As in all disasters or accidents in the past a host of reasons has been cited in the press for the Ashulia and Bahaddar Hat misfortunes.
These include failure to operate fire extinguishers in the building, blocking of exit routes of workers and, in the case of the Chittagong incident, a faulty crane that lifted the girders.
Absent from these reports is any indication or statement whether the factory owner or the flyover construction company had any mechanism in place that would ensure safety of workers or equipment.
It is also not clear what role the owners played during and after the incident besides announcing some gratuities to the victims after the fact.
The Ashulia incident and the incident in Bahaddar Hat in Chittagong would not have happened if we had taken lessons from the past. These would not have not happened had we employed a minimum standard of workplace safety, and held the people who engage workers in factories and construction projects, responsible for providing safe workplace.
The garment factories in Bangladesh today are situated on opposite ends of the safety spectrum.
On one end are those modern facilities that are located in different export processing zones and have rather rigid safety standards.
On the other end we have a series of garment factories that line up the Airport Road, Uttara, and other roads, all with cage-like appearances where it seems accidents are waiting to happen.

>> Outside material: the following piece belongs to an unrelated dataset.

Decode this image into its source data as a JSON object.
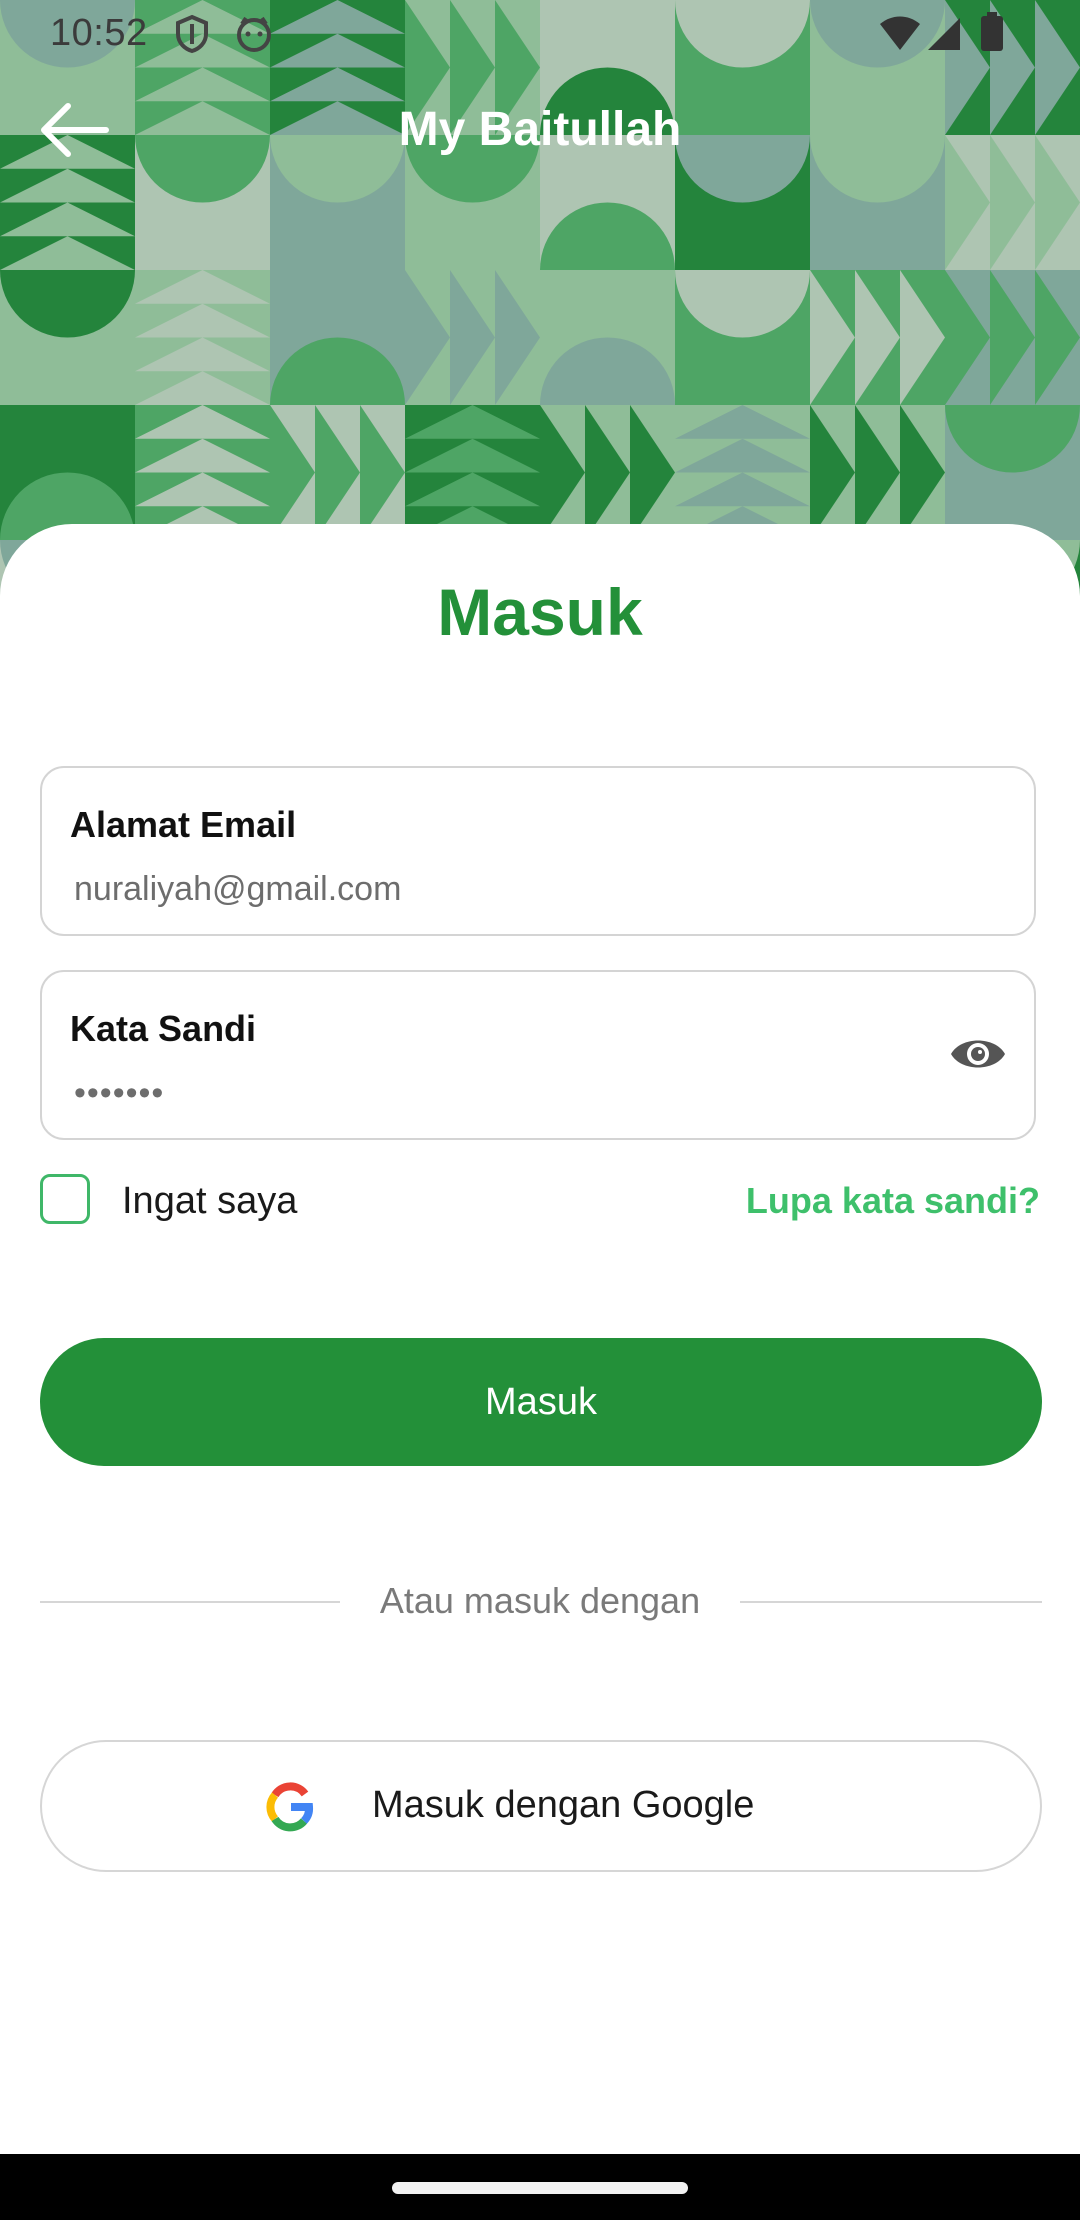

Workplace safety is a prime consideration for a government before a business is allowed to operate. In western countries a small departure from the safety codes and standards is cause for suspension of the business. Along with strict building codes and safety standards a practice that is regularly in vogue in most industrial countries is training workers in handling emergencies such as fire through drills.
No amount of fire extinguishers will be of use if the people who work in these buildings do not know how to operate them. Along with that also essential is training in emergency response through mock drills. Many of the buildings that I have seen on the Airport Road and Uttara were perhaps not originally intended to be factories, yet we have hundreds of people sweating their way in these accident prone buildings day after day, without a care either from the owners or from the government.
The accidents of this week would not have happened if the employers and our public officials had learnt to take preventive measures from the beginning. The accidents would not have happened if our public officials had strictly enforced the safety rules and taken punitive action against the offenders instead of smelling conspiracies in disasters.
The lives that have been lost at Ashulia or in Chittagong cannot be brought back; nor can the livelihood the victims provided to their families be restored. What can be done is to ensure that such incidents are not repeated.
This can be done by regular inspection of the buildings and the equipment that are used, ensuring that they all meet the minimum standards for safety and operation.
Finding scapegoats for these accidents and finger-pointing will do us no good. I hope and pray that we will not watch and read about such avoidable disasters in the future. I hope and pray that we all learn that human lives are not disposable items.
The writer is a former civil servant and a retired World Bank staff member.